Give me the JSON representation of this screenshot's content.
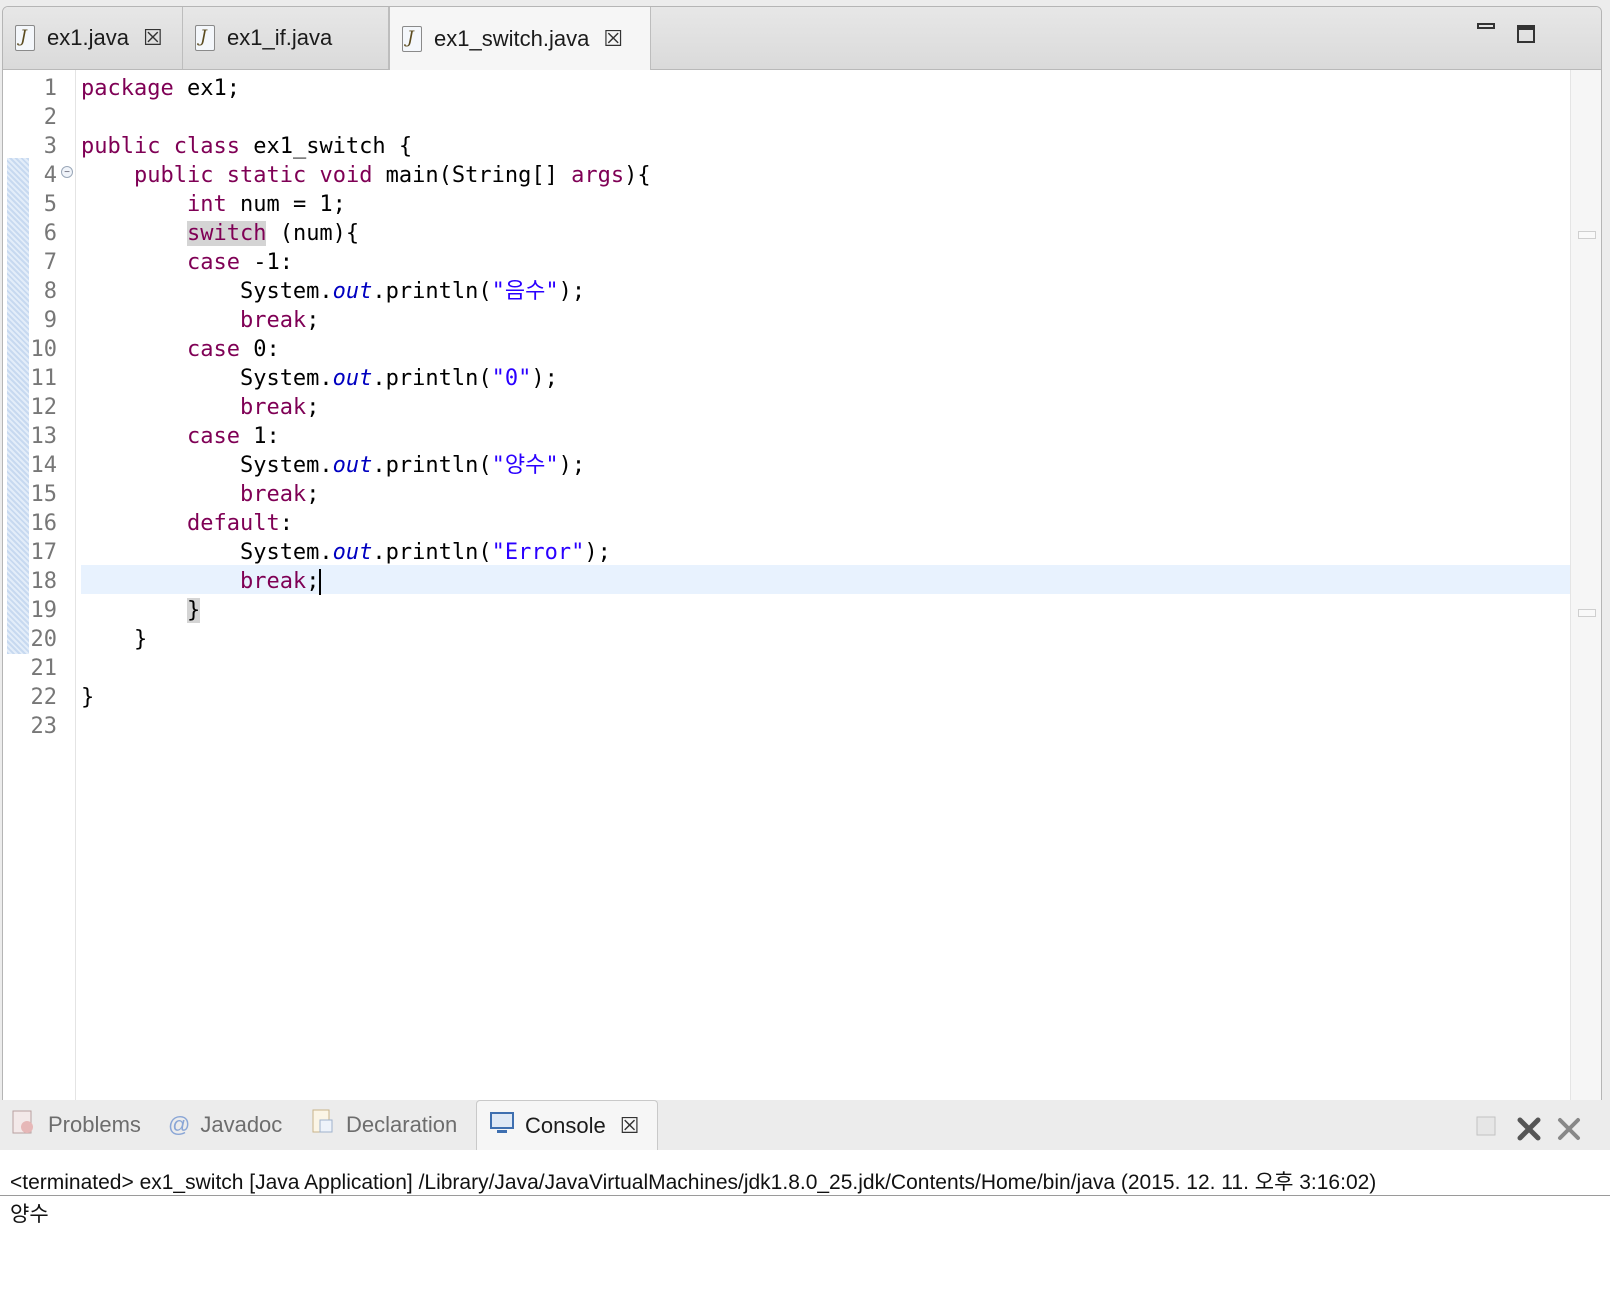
{
  "editor": {
    "tabs": [
      {
        "label": "ex1.java",
        "active": false,
        "closable": true
      },
      {
        "label": "ex1_if.java",
        "active": false,
        "closable": false
      },
      {
        "label": "ex1_switch.java",
        "active": true,
        "closable": true
      }
    ],
    "close_glyph": "☒",
    "current_line": 18,
    "line_numbers": [
      "1",
      "2",
      "3",
      "4",
      "5",
      "6",
      "7",
      "8",
      "9",
      "10",
      "11",
      "12",
      "13",
      "14",
      "15",
      "16",
      "17",
      "18",
      "19",
      "20",
      "21",
      "22",
      "23"
    ],
    "code": {
      "l1_kw": "package",
      "l1_rest": " ex1;",
      "l3_kw1": "public",
      "l3_kw2": "class",
      "l3_rest": " ex1_switch {",
      "l4_kw1": "public",
      "l4_kw2": "static",
      "l4_kw3": "void",
      "l4_mid": " main(String[] ",
      "l4_args": "args",
      "l4_end": "){",
      "l5_kw": "int",
      "l5_rest": " num = 1;",
      "l6_kw": "switch",
      "l6_rest": " (num){",
      "case_kw": "case",
      "l7_rest": " -1:",
      "l10_rest": " 0:",
      "l13_rest": " 1:",
      "system": "System.",
      "out": "out",
      "println": ".println(",
      "l8_str": "\"음수\"",
      "l11_str": "\"0\"",
      "l14_str": "\"양수\"",
      "l17_str": "\"Error\"",
      "stmt_end": ");",
      "break_kw": "break",
      "semicolon": ";",
      "l16_kw": "default",
      "colon": ":",
      "l19": "}",
      "l20": "}",
      "l22": "}"
    }
  },
  "console": {
    "tabs": [
      {
        "label": "Problems",
        "icon": "problems-icon"
      },
      {
        "label": "Javadoc",
        "icon": "javadoc-icon"
      },
      {
        "label": "Declaration",
        "icon": "declaration-icon"
      },
      {
        "label": "Console",
        "icon": "console-icon",
        "active": true
      }
    ],
    "status": "<terminated> ex1_switch [Java Application] /Library/Java/JavaVirtualMachines/jdk1.8.0_25.jdk/Contents/Home/bin/java (2015. 12. 11. 오후 3:16:02)",
    "output": "양수"
  }
}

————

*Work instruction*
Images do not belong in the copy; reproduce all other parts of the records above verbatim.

*Problem solution*
Give me the JSON representation of this screenshot's content.
{
  "editor": {
    "tabs": [
      {
        "label": "ex1.java",
        "active": false,
        "closable": true
      },
      {
        "label": "ex1_if.java",
        "active": false,
        "closable": false
      },
      {
        "label": "ex1_switch.java",
        "active": true,
        "closable": true
      }
    ],
    "close_glyph": "☒",
    "current_line": 18,
    "line_numbers": [
      "1",
      "2",
      "3",
      "4",
      "5",
      "6",
      "7",
      "8",
      "9",
      "10",
      "11",
      "12",
      "13",
      "14",
      "15",
      "16",
      "17",
      "18",
      "19",
      "20",
      "21",
      "22",
      "23"
    ],
    "code": {
      "l1_kw": "package",
      "l1_rest": " ex1;",
      "l3_kw1": "public",
      "l3_kw2": "class",
      "l3_rest": " ex1_switch {",
      "l4_kw1": "public",
      "l4_kw2": "static",
      "l4_kw3": "void",
      "l4_mid": " main(String[] ",
      "l4_args": "args",
      "l4_end": "){",
      "l5_kw": "int",
      "l5_rest": " num = 1;",
      "l6_kw": "switch",
      "l6_rest": " (num){",
      "case_kw": "case",
      "l7_rest": " -1:",
      "l10_rest": " 0:",
      "l13_rest": " 1:",
      "system": "System.",
      "out": "out",
      "println": ".println(",
      "l8_str": "\"음수\"",
      "l11_str": "\"0\"",
      "l14_str": "\"양수\"",
      "l17_str": "\"Error\"",
      "stmt_end": ");",
      "break_kw": "break",
      "semicolon": ";",
      "l16_kw": "default",
      "colon": ":",
      "l19": "}",
      "l20": "}",
      "l22": "}"
    }
  },
  "console": {
    "tabs": [
      {
        "label": "Problems",
        "icon": "problems-icon"
      },
      {
        "label": "Javadoc",
        "icon": "javadoc-icon"
      },
      {
        "label": "Declaration",
        "icon": "declaration-icon"
      },
      {
        "label": "Console",
        "icon": "console-icon",
        "active": true
      }
    ],
    "status": "<terminated> ex1_switch [Java Application] /Library/Java/JavaVirtualMachines/jdk1.8.0_25.jdk/Contents/Home/bin/java (2015. 12. 11. 오후 3:16:02)",
    "output": "양수"
  }
}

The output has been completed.